#### [Task requirements]
What do the entries below say? Restate them word for word.

Information shown START

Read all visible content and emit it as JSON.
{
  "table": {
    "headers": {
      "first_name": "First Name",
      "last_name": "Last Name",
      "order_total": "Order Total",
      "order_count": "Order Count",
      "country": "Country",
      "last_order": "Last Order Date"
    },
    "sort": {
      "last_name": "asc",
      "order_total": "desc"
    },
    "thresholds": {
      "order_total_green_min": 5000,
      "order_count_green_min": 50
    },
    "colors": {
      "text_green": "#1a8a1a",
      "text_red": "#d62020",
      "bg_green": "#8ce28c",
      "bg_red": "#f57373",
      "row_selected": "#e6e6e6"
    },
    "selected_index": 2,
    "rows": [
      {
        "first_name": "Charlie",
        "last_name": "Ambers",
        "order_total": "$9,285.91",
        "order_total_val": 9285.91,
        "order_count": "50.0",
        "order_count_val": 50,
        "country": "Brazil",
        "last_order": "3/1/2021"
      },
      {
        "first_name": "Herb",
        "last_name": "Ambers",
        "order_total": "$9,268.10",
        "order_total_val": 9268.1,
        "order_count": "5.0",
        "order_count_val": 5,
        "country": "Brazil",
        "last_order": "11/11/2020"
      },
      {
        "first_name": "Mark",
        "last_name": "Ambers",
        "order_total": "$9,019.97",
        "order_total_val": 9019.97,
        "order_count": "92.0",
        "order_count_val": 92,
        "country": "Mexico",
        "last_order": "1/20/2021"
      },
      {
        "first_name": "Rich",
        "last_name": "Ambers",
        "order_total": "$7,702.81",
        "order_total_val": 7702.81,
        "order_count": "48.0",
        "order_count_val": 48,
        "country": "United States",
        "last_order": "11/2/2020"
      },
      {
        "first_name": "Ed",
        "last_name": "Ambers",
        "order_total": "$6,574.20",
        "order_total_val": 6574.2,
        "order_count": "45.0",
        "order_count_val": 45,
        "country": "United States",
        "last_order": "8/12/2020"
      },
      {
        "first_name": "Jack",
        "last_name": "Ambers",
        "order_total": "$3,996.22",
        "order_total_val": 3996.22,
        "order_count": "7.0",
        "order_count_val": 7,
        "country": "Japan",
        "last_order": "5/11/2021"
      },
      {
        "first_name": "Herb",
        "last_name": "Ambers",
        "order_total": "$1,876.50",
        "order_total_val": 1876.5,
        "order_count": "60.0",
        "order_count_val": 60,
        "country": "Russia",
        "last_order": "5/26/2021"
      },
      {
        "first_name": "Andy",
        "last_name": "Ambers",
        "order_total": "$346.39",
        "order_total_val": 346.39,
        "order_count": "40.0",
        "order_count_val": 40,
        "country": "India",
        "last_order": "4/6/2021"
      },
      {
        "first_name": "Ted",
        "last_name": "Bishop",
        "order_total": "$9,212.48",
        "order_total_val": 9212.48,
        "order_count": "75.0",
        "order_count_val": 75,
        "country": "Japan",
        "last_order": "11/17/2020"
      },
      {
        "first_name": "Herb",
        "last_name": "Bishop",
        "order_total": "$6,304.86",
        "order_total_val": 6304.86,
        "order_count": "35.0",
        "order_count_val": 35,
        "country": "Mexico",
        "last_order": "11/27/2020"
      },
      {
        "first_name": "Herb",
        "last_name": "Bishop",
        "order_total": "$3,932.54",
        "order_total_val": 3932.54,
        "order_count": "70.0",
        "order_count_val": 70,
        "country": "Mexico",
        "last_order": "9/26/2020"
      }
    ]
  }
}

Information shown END

#### [Solution]
Read all visible content and emit it as JSON.
{
  "table": {
    "headers": {
      "first_name": "First Name",
      "last_name": "Last Name",
      "order_total": "Order Total",
      "order_count": "Order Count",
      "country": "Country",
      "last_order": "Last Order Date"
    },
    "sort": {
      "last_name": "asc",
      "order_total": "desc"
    },
    "thresholds": {
      "order_total_green_min": 5000,
      "order_count_green_min": 50
    },
    "colors": {
      "text_green": "#1a8a1a",
      "text_red": "#d62020",
      "bg_green": "#8ce28c",
      "bg_red": "#f57373",
      "row_selected": "#e6e6e6"
    },
    "selected_index": 2,
    "rows": [
      {
        "first_name": "Charlie",
        "last_name": "Ambers",
        "order_total": "$9,285.91",
        "order_total_val": 9285.91,
        "order_count": "50.0",
        "order_count_val": 50,
        "country": "Brazil",
        "last_order": "3/1/2021"
      },
      {
        "first_name": "Herb",
        "last_name": "Ambers",
        "order_total": "$9,268.10",
        "order_total_val": 9268.1,
        "order_count": "5.0",
        "order_count_val": 5,
        "country": "Brazil",
        "last_order": "11/11/2020"
      },
      {
        "first_name": "Mark",
        "last_name": "Ambers",
        "order_total": "$9,019.97",
        "order_total_val": 9019.97,
        "order_count": "92.0",
        "order_count_val": 92,
        "country": "Mexico",
        "last_order": "1/20/2021"
      },
      {
        "first_name": "Rich",
        "last_name": "Ambers",
        "order_total": "$7,702.81",
        "order_total_val": 7702.81,
        "order_count": "48.0",
        "order_count_val": 48,
        "country": "United States",
        "last_order": "11/2/2020"
      },
      {
        "first_name": "Ed",
        "last_name": "Ambers",
        "order_total": "$6,574.20",
        "order_total_val": 6574.2,
        "order_count": "45.0",
        "order_count_val": 45,
        "country": "United States",
        "last_order": "8/12/2020"
      },
      {
        "first_name": "Jack",
        "last_name": "Ambers",
        "order_total": "$3,996.22",
        "order_total_val": 3996.22,
        "order_count": "7.0",
        "order_count_val": 7,
        "country": "Japan",
        "last_order": "5/11/2021"
      },
      {
        "first_name": "Herb",
        "last_name": "Ambers",
        "order_total": "$1,876.50",
        "order_total_val": 1876.5,
        "order_count": "60.0",
        "order_count_val": 60,
        "country": "Russia",
        "last_order": "5/26/2021"
      },
      {
        "first_name": "Andy",
        "last_name": "Ambers",
        "order_total": "$346.39",
        "order_total_val": 346.39,
        "order_count": "40.0",
        "order_count_val": 40,
        "country": "India",
        "last_order": "4/6/2021"
      },
      {
        "first_name": "Ted",
        "last_name": "Bishop",
        "order_total": "$9,212.48",
        "order_total_val": 9212.48,
        "order_count": "75.0",
        "order_count_val": 75,
        "country": "Japan",
        "last_order": "11/17/2020"
      },
      {
        "first_name": "Herb",
        "last_name": "Bishop",
        "order_total": "$6,304.86",
        "order_total_val": 6304.86,
        "order_count": "35.0",
        "order_count_val": 35,
        "country": "Mexico",
        "last_order": "11/27/2020"
      },
      {
        "first_name": "Herb",
        "last_name": "Bishop",
        "order_total": "$3,932.54",
        "order_total_val": 3932.54,
        "order_count": "70.0",
        "order_count_val": 70,
        "country": "Mexico",
        "last_order": "9/26/2020"
      }
    ]
  }
}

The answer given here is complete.